One wonders how many other moderate Republicans privately recognize the political danger for the GOP here.
* TRENT FRANKS RAPE CLAIM CRASHES AND BURNS: The controversy over GOP Rep. Trend Franks’ claim that “the incidence of rape resulting in pregnancies are very low” continues to rage. Glenn Kessler digs into whether it’s actually, you know, true so you don’t have to, and finds that it isn’t:
To some extent, one could argue that whether an incidence rate of one out of 20 is “very low” or not is a matter of opinion. But, by inference, Franks’ comment only makes sense if he is comparing the rate from rapes to rates of pregnancy through consensual intercourse. The available research suggests that not only is there little or no difference, but the rate of pregnancy after rape may actually be slightly higher. Under any definition, that does not qualify as “very low.”
* DEMS HIT GOP OVER ITS WOMAN PROBLEM: Relatedly, the DNC is out with a new memo that accuses the GOP of a “new war on women’s health” by recapping the planned House GOP abortion vote, as well as a number of anti-abortion initiatives pushed by Republicans in states. The memo notes that the moves seem politically at odds with the fact that the recent GOP “autopsy” concluded the party needs to fix its problems in part with better outreach to women.

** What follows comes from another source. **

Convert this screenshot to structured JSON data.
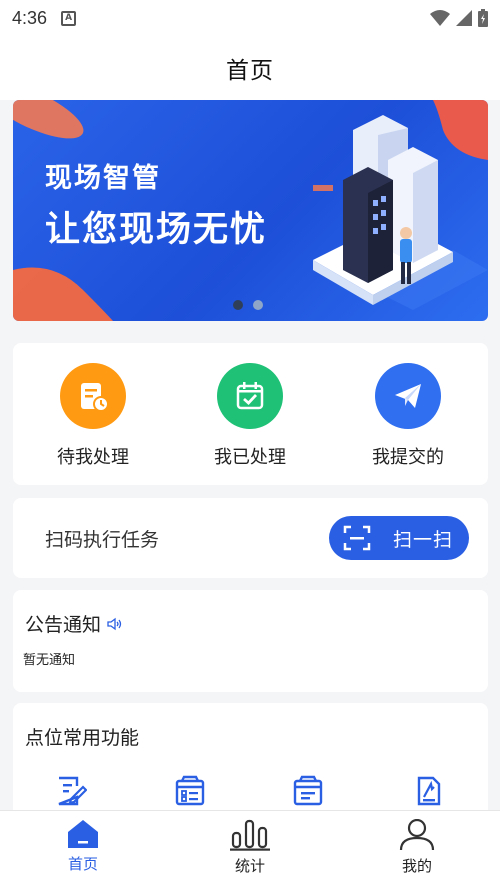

* DEMS HIT GOP OVER ITS WOMAN PROBLEM, PART II: Meanwhile, the White House-allied American Bridge is relaunching its similarly themed Web site, “ItsNotJustAkin.com,” which gives a rundown of the records and statements of many leading Republican officials on women’s health issues. Akin, of course, is the author of the infamous “legitimate rape” quote of 2012. The Web site, and the above DNC push, are meant to advance the charge that Akinism remains alive and well within the GOP, one Dems hope will help keep that gender gap exacerbated heading into 2014 and 2016.
* MORE TRANSPARENCY NEEDED ON FISA COURT: E.J. Dionne has a good column endorsing that bill pushed by Dem Jeff Merkley and Tea Partyer Mike Lee that would declassify key opinions by the FISA court enabling the NSA programs expanding surveillance.
As I noted here the other day, the key question about this bill is: Given the widespread acknowledgment of the need for a “debate” about the balance between liberty and security, how many members of Congress will support this measure designed to bring a bit of transparency to these programs, so we can actually have that debate?
* STUDENT LOAN FIGHT LOOMS IN CONGRESS: With a fight set in Congress over low student rates set to expire on July 1st, Howard Dean has a good piece explaining the larger issues that are really at stake here for the generation of students that is grappling with an uncertain future, as well as for the country at large. As Dean notes, the debate in Congress — among Dems and Republicans included — is to the right of Elizabeth Warren’s proposal to give students the same interest rate enjoyed by the banking industry, around which progressives have coalesced.
* AND DARRELL ISSA’S IRS PROBE IS FALLING APART: Joshua Green has a good succinct summary of how the House GOP investigation ringleader’s quest to tie the White House directly to IRS targeting of conservative groups is running smack into a wall of that niggling thing known as “facts.” Issa has refused to release full transcripts of testimony from key witnesses, which alone suggests the facts may actually confirm no White House involvement.
Yet Republicans continue to insist the probe will yield results, and Issa has even suggested White House involvement. If Green is right, and there’s nothing here, it’ll be interesting to see how Issa wraps this investigation up and gets out of this.